When people talk about addiction, they’re usually talking about drugs or substance abuse. Yet there are many ways people find themselves locked in the grip of different addictions.
A big part of addiction is the compulsion or burning desire to use your substance of choice. A compulsion to use means that you are experiencing physical or psychological discomfort. Your mind tells you that you just have to do this thing as soon as humanly possible. You might obsess about how to get more of the high that you’re looking for while justifying this obsession as just wanting a way to kick back and relax.
Once you finally get ahold of the feeling you seek, nothing else matters. You get the relief, and often euphoria, of your substance of choice. Eventually, though, addiction kicks in, and the high is never enough. You end up chasing a feeling that no longer exists, and take some awful risks and suffer painful consequences to try to get that high.
Addictions That Aren’t Alcohol/Drugs
What many people don’t realize is that these same emotional obsessions, compulsions, and euphoria can also be part of a behavior pattern. People can get addicted to all kinds of things in life, not just drugs. If a behavior gets your adrenaline going or activates your pleasure center, there’s a chance you will get caught up in addiction again.
It’s very common for a person to replace one addiction for another. Here are some of the things that people sometimes find themselves addicted to:
- Pornography and sex. (This includes all sexual activity.)
- Eating, binging, purging. (This is often an eating disorder.)
- Thrill-seeking. (Taking dangerous risks like surfing in a storm or racing cars.)
- Exercising, such as running or aerobics. (This can be part of an eating disorder.)
- (Online or in-person.)
- (More likely in the age of COVID-19 where work schedules are kind of fluid.)
- Playing video games. (Very common among young men.)
- Social media. (People will shun real life to stay online due to FOMO – Fear of missing out.)
- (Usually, this will lead to codependency and other toxic behavior.)
Getting Help for Other Addictions
Addiction is addiction. Addiction to behaviors or activities can take over a person’s life in a similar way that drug use can. While you can’t detox from video games, using the principles and tools you’ve learned in recovery can help you cope with other, non-substance cravings in your life. Many of the above addictions have support groups of their own to join based on the 12 steps.
Eating disorders and gambling addictions can be dangerous. Seeking professional help is key to understanding the nature of these disorders and how to change your behavior.
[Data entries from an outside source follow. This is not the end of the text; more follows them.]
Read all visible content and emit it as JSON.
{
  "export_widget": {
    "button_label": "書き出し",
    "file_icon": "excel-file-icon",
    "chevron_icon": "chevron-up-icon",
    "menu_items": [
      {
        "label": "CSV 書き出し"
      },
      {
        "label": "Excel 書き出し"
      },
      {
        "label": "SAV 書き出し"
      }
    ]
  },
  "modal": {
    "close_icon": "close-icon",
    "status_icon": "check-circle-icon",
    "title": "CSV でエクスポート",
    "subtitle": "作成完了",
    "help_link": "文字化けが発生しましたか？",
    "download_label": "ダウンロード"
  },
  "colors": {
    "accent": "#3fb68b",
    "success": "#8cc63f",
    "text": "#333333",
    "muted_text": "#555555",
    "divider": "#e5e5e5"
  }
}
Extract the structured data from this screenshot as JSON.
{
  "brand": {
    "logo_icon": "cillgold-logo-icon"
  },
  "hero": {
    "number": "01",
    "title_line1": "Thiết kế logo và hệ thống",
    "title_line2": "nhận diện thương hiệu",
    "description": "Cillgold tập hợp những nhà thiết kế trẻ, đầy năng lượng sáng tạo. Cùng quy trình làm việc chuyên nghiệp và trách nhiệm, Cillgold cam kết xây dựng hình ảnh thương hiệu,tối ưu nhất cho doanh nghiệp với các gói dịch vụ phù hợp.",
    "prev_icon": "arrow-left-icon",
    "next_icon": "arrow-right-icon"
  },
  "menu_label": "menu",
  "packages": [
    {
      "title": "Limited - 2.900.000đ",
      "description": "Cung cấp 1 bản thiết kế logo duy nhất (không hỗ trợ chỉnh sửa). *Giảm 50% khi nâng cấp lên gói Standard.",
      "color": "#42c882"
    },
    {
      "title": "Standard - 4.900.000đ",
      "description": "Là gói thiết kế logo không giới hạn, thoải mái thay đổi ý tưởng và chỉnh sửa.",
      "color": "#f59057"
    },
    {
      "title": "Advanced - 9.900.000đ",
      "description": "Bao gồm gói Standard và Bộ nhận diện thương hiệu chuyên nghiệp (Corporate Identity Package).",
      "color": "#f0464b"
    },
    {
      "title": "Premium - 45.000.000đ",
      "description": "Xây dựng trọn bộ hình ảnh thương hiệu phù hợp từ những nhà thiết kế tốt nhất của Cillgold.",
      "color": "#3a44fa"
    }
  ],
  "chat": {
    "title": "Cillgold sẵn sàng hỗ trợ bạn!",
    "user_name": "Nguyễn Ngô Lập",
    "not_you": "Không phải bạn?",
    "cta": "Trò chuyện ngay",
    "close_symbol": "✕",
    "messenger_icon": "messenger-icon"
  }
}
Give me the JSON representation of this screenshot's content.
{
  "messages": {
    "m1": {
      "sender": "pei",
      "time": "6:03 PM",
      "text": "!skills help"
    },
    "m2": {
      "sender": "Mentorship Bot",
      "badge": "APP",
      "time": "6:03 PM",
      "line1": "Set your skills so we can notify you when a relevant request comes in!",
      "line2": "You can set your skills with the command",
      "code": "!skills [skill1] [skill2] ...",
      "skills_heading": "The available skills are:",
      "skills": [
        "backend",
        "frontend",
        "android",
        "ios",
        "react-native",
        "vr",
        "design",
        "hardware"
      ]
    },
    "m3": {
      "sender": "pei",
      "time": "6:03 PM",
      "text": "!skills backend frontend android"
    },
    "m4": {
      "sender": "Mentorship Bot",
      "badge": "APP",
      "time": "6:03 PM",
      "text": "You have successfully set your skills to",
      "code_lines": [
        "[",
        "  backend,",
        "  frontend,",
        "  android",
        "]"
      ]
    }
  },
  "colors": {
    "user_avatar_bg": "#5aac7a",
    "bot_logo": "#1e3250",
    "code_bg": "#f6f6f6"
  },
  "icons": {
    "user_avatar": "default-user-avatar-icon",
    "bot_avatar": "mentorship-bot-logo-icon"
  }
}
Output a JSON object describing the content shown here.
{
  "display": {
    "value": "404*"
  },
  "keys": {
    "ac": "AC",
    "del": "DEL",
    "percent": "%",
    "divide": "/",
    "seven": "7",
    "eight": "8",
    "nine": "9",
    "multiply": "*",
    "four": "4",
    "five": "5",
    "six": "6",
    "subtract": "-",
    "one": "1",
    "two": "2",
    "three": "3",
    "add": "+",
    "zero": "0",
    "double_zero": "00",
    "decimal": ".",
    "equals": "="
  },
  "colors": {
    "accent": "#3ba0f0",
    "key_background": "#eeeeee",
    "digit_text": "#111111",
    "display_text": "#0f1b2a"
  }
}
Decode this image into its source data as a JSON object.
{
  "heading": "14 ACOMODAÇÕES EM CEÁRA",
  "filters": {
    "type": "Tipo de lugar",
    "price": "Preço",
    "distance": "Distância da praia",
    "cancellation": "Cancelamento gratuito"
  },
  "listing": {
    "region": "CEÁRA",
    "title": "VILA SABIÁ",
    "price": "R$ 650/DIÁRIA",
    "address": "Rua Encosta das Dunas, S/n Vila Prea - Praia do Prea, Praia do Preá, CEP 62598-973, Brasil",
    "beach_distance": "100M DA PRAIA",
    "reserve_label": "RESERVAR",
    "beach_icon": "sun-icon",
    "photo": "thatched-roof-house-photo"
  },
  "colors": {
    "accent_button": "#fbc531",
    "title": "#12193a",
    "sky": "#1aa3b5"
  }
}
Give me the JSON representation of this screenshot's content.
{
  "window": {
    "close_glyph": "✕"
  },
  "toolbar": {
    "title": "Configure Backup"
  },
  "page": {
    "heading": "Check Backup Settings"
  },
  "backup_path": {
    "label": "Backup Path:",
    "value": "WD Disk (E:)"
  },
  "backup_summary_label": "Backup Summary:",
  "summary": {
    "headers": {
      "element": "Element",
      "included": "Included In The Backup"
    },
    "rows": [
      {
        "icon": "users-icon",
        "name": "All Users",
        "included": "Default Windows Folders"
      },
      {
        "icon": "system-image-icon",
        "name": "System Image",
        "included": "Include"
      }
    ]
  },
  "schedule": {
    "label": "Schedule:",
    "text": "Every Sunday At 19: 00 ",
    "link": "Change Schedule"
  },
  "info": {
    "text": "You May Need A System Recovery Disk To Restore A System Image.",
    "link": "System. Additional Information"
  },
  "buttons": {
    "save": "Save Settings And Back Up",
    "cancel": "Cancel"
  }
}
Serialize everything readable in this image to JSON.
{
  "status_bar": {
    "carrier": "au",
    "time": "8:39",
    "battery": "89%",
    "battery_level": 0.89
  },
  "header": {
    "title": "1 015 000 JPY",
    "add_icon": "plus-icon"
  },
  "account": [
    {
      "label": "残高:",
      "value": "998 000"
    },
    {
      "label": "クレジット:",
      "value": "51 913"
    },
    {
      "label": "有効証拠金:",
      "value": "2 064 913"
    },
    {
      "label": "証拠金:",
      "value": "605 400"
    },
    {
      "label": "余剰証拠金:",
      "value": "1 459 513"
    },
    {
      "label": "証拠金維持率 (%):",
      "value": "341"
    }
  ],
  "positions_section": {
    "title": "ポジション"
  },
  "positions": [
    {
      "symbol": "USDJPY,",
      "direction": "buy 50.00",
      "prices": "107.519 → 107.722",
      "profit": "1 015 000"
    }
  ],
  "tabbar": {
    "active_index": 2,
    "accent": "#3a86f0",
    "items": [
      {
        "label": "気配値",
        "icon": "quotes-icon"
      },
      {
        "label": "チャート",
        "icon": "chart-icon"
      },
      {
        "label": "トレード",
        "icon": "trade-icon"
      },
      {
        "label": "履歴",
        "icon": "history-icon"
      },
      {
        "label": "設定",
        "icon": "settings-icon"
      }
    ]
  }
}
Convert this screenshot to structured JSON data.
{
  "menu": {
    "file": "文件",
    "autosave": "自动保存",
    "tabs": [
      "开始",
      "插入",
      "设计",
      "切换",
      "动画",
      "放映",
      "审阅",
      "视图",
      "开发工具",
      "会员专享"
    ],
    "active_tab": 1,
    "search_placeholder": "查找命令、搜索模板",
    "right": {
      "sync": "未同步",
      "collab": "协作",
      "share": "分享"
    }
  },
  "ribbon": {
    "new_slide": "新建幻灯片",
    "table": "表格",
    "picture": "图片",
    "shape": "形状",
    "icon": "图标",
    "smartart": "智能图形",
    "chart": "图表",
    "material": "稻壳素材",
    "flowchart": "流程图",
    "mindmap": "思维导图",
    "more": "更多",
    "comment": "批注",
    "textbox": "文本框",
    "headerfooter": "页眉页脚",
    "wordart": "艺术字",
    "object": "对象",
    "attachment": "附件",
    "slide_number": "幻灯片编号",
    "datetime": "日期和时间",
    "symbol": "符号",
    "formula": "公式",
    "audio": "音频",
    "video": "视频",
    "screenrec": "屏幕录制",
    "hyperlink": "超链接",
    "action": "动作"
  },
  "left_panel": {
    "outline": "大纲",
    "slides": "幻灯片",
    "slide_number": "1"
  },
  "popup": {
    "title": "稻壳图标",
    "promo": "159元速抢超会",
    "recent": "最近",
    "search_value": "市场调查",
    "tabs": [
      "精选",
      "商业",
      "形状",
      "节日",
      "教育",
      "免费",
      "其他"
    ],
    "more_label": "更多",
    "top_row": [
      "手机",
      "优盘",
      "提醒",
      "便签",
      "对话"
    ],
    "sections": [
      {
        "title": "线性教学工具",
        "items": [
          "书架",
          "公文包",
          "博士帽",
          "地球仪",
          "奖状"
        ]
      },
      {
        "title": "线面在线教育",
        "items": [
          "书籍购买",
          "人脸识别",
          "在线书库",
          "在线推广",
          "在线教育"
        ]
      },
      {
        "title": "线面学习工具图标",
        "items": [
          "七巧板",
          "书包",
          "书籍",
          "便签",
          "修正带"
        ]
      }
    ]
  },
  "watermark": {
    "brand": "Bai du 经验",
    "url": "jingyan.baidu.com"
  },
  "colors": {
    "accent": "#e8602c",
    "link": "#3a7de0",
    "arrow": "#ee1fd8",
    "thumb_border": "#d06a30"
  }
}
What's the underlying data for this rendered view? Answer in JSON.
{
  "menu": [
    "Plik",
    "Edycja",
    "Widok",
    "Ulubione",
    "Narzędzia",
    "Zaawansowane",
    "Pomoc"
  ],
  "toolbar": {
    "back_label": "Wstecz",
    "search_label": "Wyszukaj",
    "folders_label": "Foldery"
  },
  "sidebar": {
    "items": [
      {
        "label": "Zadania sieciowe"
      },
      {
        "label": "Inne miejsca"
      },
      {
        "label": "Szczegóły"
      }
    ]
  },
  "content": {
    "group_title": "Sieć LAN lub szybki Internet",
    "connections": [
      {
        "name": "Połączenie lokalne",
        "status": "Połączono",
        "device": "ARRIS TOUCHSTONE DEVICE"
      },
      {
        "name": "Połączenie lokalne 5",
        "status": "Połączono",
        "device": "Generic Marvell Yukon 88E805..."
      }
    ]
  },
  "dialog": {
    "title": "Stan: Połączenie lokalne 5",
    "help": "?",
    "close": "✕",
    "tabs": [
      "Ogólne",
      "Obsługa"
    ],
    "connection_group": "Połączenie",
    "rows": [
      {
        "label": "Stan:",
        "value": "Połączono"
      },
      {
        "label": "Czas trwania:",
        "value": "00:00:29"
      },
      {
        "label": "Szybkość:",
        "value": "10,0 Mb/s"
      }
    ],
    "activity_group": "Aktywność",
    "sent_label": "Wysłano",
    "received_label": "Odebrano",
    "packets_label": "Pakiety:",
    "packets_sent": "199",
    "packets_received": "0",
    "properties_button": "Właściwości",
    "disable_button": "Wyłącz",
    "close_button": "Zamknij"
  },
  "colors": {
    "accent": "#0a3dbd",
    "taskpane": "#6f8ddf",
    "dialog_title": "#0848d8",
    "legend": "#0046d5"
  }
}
Talk to your sponsor and support network if you’re worried you’ve slipped back into addictive behavior. Many of the coping skills you have used to stay sober from drugs can help you when you have other addictive behaviors. Sometimes you can learn to regulate yourself with outside help. (For example, if you’re addicted to work, you may not have any choice but to continue working for the sake of yourself or your family. At the same time, putting your workplace before all other aspects of your life puts you in danger of turmoil and even relapse.)
The San Diego Society of Addiction Professionals is a coalition of working professionals that works towards enhancing opportunities for education, interdisciplinary problem solving, and access to resources. We want to help people grow and build their best lives going forward in recovery. If you’re interested in joining or learning more about our organization, please contact us at 760.402.5682.